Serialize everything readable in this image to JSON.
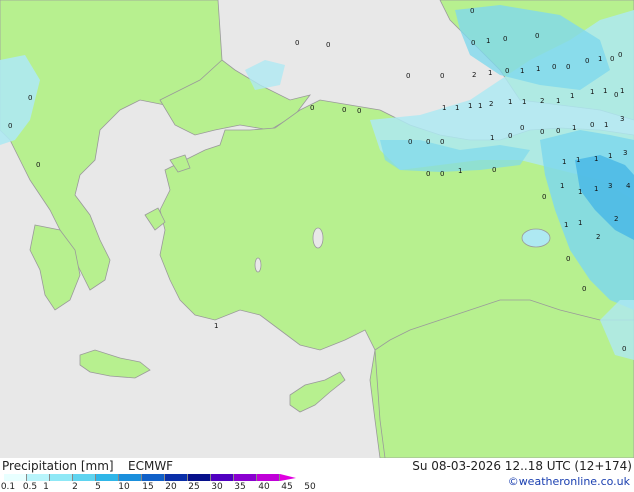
{
  "title": "Precipitation [mm]",
  "model": "ECMWF",
  "datetime": "Su 08-03-2026 12..18 UTC (12+174)",
  "credit": "©weatheronline.co.uk",
  "colors": {
    "sea": "#e8e8e8",
    "land": "#b7f08f",
    "precip_light": "#aee9f2",
    "precip_mid": "#7fd8ec",
    "precip_heavy": "#46b7e6",
    "coast": "#9a9a9a"
  },
  "legend": {
    "ticks": [
      "0.1",
      "0.5",
      "1",
      "2",
      "5",
      "10",
      "15",
      "20",
      "25",
      "30",
      "35",
      "40",
      "45",
      "50"
    ],
    "colors": [
      "#e8ffff",
      "#b8f4fb",
      "#8fe8f6",
      "#5fd4f0",
      "#2fb6e8",
      "#1a8fdc",
      "#1060c8",
      "#0a2fa8",
      "#06108a",
      "#5000c0",
      "#8a00d0",
      "#c000d8",
      "#e000e0"
    ]
  },
  "precip_values": [
    "0",
    "0",
    "0",
    "0",
    "0",
    "0",
    "0",
    "0",
    "1",
    "0",
    "0",
    "0",
    "1",
    "0",
    "0",
    "2",
    "1",
    "0",
    "1",
    "1",
    "0",
    "0",
    "1",
    "2",
    "1",
    "1",
    "1",
    "1",
    "1",
    "2",
    "1",
    "1",
    "1",
    "0",
    "1",
    "1",
    "0",
    "3",
    "0",
    "0",
    "0",
    "0",
    "0",
    "0",
    "1",
    "0",
    "0",
    "0",
    "0",
    "1",
    "0",
    "1",
    "1",
    "1",
    "1",
    "1",
    "0",
    "0",
    "1",
    "3",
    "4",
    "3",
    "1",
    "1",
    "1",
    "2",
    "1",
    "2",
    "0",
    "0",
    "1",
    "0",
    "0",
    "1",
    "0"
  ]
}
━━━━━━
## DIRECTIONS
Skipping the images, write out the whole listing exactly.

## THE COMPLETED TASK
Serialize everything readable in this image to JSON.
{
  "title": "Precipitation [mm]",
  "model": "ECMWF",
  "datetime": "Su 08-03-2026 12..18 UTC (12+174)",
  "credit": "©weatheronline.co.uk",
  "colors": {
    "sea": "#e8e8e8",
    "land": "#b7f08f",
    "precip_light": "#aee9f2",
    "precip_mid": "#7fd8ec",
    "precip_heavy": "#46b7e6",
    "coast": "#9a9a9a"
  },
  "legend": {
    "ticks": [
      "0.1",
      "0.5",
      "1",
      "2",
      "5",
      "10",
      "15",
      "20",
      "25",
      "30",
      "35",
      "40",
      "45",
      "50"
    ],
    "colors": [
      "#e8ffff",
      "#b8f4fb",
      "#8fe8f6",
      "#5fd4f0",
      "#2fb6e8",
      "#1a8fdc",
      "#1060c8",
      "#0a2fa8",
      "#06108a",
      "#5000c0",
      "#8a00d0",
      "#c000d8",
      "#e000e0"
    ]
  },
  "precip_values": [
    "0",
    "0",
    "0",
    "0",
    "0",
    "0",
    "0",
    "0",
    "1",
    "0",
    "0",
    "0",
    "1",
    "0",
    "0",
    "2",
    "1",
    "0",
    "1",
    "1",
    "0",
    "0",
    "1",
    "2",
    "1",
    "1",
    "1",
    "1",
    "1",
    "2",
    "1",
    "1",
    "1",
    "0",
    "1",
    "1",
    "0",
    "3",
    "0",
    "0",
    "0",
    "0",
    "0",
    "0",
    "1",
    "0",
    "0",
    "0",
    "0",
    "1",
    "0",
    "1",
    "1",
    "1",
    "1",
    "1",
    "0",
    "0",
    "1",
    "3",
    "4",
    "3",
    "1",
    "1",
    "1",
    "2",
    "1",
    "2",
    "0",
    "0",
    "1",
    "0",
    "0",
    "1",
    "0"
  ]
}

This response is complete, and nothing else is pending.